What the task asks: Look through the material and copy each line holding "Применить".
*** Data records
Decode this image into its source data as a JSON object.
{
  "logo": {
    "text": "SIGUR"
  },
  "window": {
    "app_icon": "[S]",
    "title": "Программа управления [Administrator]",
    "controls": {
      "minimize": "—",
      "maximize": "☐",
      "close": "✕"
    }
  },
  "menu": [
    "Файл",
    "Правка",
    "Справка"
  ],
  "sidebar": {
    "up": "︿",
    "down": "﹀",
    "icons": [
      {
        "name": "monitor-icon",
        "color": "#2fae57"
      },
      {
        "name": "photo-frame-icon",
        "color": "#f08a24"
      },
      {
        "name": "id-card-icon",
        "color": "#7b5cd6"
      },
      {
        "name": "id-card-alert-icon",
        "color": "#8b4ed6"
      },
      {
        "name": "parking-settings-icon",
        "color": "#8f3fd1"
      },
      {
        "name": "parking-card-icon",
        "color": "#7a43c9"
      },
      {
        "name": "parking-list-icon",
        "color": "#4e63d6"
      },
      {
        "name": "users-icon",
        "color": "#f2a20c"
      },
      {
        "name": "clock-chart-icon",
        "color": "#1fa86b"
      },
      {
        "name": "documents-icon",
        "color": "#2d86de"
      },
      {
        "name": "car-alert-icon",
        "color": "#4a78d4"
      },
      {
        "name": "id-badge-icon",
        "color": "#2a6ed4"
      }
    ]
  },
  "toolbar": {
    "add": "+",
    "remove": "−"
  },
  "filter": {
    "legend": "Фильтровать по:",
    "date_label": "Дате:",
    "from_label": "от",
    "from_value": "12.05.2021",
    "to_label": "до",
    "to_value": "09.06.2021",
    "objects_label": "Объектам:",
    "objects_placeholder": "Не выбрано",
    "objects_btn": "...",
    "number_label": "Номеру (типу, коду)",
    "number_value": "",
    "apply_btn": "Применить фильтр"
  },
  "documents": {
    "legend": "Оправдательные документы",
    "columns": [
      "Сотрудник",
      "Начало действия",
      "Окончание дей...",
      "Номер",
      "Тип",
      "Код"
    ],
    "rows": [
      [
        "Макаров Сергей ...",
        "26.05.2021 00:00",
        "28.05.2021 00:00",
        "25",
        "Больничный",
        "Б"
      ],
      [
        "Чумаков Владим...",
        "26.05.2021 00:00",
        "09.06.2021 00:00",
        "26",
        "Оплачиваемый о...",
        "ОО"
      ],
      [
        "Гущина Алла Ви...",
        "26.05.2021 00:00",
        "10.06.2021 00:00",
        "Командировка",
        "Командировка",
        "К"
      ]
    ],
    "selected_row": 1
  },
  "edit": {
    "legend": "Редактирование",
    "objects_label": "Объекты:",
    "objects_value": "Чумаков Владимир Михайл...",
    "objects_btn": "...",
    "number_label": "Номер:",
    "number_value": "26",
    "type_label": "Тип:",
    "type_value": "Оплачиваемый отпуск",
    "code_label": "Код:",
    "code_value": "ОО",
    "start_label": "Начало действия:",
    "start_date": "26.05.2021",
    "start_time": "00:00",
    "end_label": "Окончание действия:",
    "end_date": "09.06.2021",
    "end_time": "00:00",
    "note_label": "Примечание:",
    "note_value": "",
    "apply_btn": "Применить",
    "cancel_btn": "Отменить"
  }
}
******
Answer for the task:
    "apply_btn": "Применить фильтр"
    "apply_btn": "Применить",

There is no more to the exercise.